The cam systems are what differentiate a compound bow from a traditional type of bow and are designed to transfer energy from the bowstring and store it until released. This allows the archer to make considerably more powerful shots than the weight they are holding back, and unlike traditional bows, which become harder to pull as you come closer to being fully drawn, the cams allow a compound bow to become easier to pull past a certain point.

String

The bowstring is the part of the bow which is drawn back behind the body of the archer and will catapult the arrow towards the target when released. Traditional bowstrings could be made from hemp, rawhide, linen, silk, or vegetable fibers, among other things. Ideally, a bowstring should be lightweight yet strong and durable. It should also be water-resistant. Most bowstrings today are man-made from fibers that are resistant to stretching out so that they do not lose their tension with use and time.

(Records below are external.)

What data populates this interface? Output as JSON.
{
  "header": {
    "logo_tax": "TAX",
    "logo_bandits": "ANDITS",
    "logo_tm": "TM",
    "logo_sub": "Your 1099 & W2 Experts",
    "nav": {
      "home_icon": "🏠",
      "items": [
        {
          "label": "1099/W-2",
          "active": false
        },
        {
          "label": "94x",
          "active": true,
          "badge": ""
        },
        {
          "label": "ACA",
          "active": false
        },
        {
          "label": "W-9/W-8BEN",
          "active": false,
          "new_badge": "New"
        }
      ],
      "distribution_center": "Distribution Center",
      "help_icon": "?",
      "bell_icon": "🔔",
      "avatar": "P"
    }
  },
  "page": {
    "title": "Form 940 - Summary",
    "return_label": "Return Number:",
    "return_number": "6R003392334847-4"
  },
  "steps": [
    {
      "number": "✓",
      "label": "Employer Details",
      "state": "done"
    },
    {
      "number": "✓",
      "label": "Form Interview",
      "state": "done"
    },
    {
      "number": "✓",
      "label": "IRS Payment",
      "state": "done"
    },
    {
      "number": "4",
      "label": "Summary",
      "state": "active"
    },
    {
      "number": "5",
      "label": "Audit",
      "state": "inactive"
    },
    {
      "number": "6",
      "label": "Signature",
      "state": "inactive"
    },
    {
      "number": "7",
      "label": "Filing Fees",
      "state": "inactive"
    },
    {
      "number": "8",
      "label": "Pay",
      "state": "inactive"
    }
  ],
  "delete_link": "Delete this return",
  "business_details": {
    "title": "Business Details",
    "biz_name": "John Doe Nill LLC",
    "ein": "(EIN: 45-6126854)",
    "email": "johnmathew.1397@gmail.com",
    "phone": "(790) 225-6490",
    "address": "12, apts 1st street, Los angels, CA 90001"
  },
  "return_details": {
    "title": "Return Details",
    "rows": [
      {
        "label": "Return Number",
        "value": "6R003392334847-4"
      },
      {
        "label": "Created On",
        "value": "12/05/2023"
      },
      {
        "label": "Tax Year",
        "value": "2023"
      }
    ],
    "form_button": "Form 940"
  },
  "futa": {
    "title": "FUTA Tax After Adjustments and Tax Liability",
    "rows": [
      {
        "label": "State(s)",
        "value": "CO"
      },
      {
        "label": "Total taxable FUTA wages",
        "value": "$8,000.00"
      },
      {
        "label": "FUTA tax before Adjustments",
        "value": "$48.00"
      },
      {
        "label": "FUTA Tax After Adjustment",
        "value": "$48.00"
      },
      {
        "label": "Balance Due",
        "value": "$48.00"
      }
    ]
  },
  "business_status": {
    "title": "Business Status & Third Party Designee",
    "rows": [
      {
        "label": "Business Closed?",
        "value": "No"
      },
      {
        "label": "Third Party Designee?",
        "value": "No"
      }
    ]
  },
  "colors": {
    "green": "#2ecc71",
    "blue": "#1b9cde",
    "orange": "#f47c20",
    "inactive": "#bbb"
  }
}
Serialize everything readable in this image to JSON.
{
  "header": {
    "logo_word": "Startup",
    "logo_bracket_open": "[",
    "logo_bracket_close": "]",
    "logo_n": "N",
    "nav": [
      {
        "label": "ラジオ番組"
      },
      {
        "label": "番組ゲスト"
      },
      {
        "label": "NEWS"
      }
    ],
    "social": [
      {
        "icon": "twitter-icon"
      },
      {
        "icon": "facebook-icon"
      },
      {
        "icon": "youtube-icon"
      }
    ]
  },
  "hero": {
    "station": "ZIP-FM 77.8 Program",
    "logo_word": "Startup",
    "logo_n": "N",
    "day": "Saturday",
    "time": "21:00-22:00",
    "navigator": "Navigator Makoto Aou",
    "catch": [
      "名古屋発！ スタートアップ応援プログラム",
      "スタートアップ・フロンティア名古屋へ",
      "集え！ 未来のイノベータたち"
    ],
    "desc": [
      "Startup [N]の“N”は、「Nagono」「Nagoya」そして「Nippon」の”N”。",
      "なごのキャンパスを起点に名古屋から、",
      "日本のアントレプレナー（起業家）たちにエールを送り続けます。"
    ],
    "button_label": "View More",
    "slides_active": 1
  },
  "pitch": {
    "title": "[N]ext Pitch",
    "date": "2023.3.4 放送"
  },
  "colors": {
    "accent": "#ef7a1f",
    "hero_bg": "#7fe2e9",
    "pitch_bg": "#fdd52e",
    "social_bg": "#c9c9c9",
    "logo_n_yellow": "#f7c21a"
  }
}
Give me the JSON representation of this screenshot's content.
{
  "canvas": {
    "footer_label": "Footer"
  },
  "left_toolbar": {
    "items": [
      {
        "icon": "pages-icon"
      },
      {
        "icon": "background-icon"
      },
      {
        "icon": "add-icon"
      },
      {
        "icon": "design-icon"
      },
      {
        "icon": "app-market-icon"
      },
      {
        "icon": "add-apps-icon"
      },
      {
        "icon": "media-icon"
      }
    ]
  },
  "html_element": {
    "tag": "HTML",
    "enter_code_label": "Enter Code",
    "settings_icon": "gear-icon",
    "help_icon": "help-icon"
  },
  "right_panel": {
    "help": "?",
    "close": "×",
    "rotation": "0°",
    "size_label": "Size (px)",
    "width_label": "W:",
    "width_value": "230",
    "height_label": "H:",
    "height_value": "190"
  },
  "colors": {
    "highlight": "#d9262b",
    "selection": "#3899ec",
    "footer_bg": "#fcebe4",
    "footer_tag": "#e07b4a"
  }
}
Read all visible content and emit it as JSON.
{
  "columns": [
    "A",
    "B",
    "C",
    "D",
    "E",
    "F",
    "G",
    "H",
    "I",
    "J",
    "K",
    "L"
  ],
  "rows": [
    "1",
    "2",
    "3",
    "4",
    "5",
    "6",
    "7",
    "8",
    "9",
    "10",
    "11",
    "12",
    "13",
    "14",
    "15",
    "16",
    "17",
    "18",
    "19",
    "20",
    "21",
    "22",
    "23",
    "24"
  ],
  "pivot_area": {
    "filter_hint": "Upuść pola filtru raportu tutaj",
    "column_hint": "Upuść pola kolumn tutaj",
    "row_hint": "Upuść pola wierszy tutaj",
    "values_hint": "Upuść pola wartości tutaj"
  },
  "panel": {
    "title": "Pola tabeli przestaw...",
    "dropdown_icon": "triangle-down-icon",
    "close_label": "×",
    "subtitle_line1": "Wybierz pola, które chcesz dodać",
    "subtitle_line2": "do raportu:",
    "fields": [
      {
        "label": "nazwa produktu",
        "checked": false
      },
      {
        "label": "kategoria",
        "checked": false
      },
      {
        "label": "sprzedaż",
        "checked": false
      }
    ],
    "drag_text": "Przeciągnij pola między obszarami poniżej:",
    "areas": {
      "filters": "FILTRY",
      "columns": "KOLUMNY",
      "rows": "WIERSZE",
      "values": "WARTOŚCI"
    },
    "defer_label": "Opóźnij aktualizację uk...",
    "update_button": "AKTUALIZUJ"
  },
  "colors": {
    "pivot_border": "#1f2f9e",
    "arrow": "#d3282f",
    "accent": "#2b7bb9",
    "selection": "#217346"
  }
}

Bowstrings can be kept in good condition with routine maintenance involving rubbing the strings with wax-based around a silicone recipe. There are two main areas on a traditional bowstring, and these are the nocking point and the center serving. The nocking point will have metal crimped onto the string, often brass, and this serves as an indicator for where the string should be nocked. The center serving is the area on a bow where the arrow is held and ‘served’ when released. This area is located on the central part of the string, which lines up with the grip.

Compound bows tend to include additional features on the bowstring, such as speed nocks and mechanical releases. Speed nocks are small weights that are fitted to the bowstring, and these help to reduce vibrations of the string when the arrow is released. This has the advantage of returning the string to the cam groove more quickly, as well as reducing energy loss and resulting in an overall better speed rating for the bow.

A mechanical release is an optional addition for the bowstring on a compound bow. This is used instead of manually pulling the string back with fingers, and it feels more like shooting a gun. The mechanical release fits the archer’s hand like a type of glove and has a small clip that gets attached to the string. The archer then pulls the string back with their finger on the mechanical release, and when ready to shoot, presses the button. The button will then unclip the mechanism from the string and launch the arrow.